Compare this record with that of democracies the United States has sought to implant. After toppling the governments of Afghanistan, Iraq, and Libya, we pushed our friends in those countries to establish regimes that were above all democratic. Those countries are now engulfed in terror and violence.

We should broaden the criteria we use in deciding what kind of leaders the world needs. It is fine to encourage those who seem most likely to be “democratic” as we define that term. But we should also ask: Who in this country can establish control, provide security, and improve lives?

When governments do not rule their territory and cannot guarantee the security of daily life, normal politics is irrelevant or impossible. That is evident today not just in Iraq, Syria, Afghanistan, and Libya, but in countries from the Central African Republic to Honduras.

Sociologists use a concept called “hierarchy of needs.” It tells us that although individuals want and need many things, they value some more than others. Living in a developed society, it is sometimes difficult to imagine the hierarchy we ourselves would probably embrace under other circumstances: First, I need to be safe; second, I need to eat, drink clean water, and live decently; later, once these physical needs are taken care of, I will think about my individual rights.


Americans understand the glorious potential of democracy. When conditions are right, it brings great blessing. But conditions are not always right. America’s campaign to promote democracy, often waged with military force, has had the opposite of its desired effect. The real way to promote democracy is to give people stability, safety, and decent lives. Politics thrives in that fertile soil.

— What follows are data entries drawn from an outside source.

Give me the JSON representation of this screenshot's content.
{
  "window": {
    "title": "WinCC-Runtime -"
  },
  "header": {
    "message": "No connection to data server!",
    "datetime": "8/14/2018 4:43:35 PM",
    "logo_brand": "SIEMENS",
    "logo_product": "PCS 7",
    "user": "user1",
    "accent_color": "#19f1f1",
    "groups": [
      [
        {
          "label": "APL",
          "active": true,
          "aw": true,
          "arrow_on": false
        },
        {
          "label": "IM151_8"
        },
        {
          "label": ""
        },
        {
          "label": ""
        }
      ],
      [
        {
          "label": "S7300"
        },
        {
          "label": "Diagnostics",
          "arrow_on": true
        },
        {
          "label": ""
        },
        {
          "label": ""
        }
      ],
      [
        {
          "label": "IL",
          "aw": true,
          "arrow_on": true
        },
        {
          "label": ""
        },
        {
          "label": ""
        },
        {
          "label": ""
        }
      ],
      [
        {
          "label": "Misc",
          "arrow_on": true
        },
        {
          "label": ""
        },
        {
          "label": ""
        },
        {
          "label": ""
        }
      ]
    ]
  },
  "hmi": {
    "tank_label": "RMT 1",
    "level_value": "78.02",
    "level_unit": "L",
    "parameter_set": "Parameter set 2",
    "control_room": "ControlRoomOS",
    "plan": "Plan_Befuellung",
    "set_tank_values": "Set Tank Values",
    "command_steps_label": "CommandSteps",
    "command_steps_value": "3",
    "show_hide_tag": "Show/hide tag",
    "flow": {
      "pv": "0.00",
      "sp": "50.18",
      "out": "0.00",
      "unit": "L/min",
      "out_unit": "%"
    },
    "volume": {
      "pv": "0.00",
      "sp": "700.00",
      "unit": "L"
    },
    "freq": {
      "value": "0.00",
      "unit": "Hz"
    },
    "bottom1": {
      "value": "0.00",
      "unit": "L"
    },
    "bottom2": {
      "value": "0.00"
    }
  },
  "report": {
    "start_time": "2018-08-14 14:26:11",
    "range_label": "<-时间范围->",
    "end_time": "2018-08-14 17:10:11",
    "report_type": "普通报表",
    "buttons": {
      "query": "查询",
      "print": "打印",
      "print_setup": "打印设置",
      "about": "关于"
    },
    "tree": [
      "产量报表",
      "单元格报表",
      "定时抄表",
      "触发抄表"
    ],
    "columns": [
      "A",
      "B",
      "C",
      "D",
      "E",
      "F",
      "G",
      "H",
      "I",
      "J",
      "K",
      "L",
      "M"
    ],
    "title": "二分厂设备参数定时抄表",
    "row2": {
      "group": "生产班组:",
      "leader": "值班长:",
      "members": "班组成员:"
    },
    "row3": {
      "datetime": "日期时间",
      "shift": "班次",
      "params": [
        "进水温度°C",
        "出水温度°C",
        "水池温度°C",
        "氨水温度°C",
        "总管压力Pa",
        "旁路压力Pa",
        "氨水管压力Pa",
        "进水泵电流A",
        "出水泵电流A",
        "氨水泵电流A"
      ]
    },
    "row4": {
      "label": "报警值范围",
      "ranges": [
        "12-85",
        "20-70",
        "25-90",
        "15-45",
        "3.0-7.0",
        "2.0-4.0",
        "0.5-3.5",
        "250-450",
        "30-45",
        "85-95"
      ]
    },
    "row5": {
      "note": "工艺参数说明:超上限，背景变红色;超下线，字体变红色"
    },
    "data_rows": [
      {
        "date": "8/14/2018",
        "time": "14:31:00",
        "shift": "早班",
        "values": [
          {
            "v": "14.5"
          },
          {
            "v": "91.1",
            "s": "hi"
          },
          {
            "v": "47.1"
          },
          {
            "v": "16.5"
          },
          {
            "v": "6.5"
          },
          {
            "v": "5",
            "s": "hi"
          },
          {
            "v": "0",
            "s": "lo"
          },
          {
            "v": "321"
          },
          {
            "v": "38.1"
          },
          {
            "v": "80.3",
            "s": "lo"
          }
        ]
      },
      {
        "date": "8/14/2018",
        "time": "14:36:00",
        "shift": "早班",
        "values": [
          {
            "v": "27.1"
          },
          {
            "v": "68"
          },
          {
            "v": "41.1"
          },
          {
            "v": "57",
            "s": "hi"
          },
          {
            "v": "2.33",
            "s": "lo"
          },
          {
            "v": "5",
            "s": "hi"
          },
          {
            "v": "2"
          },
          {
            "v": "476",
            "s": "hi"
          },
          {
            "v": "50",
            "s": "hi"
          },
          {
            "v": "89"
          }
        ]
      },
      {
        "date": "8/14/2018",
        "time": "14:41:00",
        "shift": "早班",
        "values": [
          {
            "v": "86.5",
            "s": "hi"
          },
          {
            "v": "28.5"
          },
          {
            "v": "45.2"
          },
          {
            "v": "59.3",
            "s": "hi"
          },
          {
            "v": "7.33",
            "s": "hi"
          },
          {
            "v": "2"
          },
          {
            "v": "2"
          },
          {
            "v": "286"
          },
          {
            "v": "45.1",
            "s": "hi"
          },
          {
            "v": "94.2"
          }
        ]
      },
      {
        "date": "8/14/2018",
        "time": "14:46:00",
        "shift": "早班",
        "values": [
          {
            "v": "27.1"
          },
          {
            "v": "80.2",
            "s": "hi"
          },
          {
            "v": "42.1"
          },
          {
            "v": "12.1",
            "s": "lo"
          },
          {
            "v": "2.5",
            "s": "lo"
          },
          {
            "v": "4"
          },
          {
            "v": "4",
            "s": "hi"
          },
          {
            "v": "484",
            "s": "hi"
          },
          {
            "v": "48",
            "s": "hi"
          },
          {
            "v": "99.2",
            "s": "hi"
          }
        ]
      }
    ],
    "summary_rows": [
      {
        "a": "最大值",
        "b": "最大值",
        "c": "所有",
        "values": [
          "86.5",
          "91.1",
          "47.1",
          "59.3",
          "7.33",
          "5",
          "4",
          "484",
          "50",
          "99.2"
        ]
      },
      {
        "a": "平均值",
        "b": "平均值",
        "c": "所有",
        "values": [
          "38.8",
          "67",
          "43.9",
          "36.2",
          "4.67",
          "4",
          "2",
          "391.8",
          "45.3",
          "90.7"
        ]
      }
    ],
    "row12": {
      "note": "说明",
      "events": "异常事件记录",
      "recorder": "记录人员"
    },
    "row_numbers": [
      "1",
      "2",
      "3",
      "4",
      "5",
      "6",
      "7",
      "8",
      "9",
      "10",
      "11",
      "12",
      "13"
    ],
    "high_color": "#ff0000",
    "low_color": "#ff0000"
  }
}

Stephen Kinzer is a visiting fellow at the Watson Institute for International Studies at Brown University. Follow him on Twitter @stephenkinzer.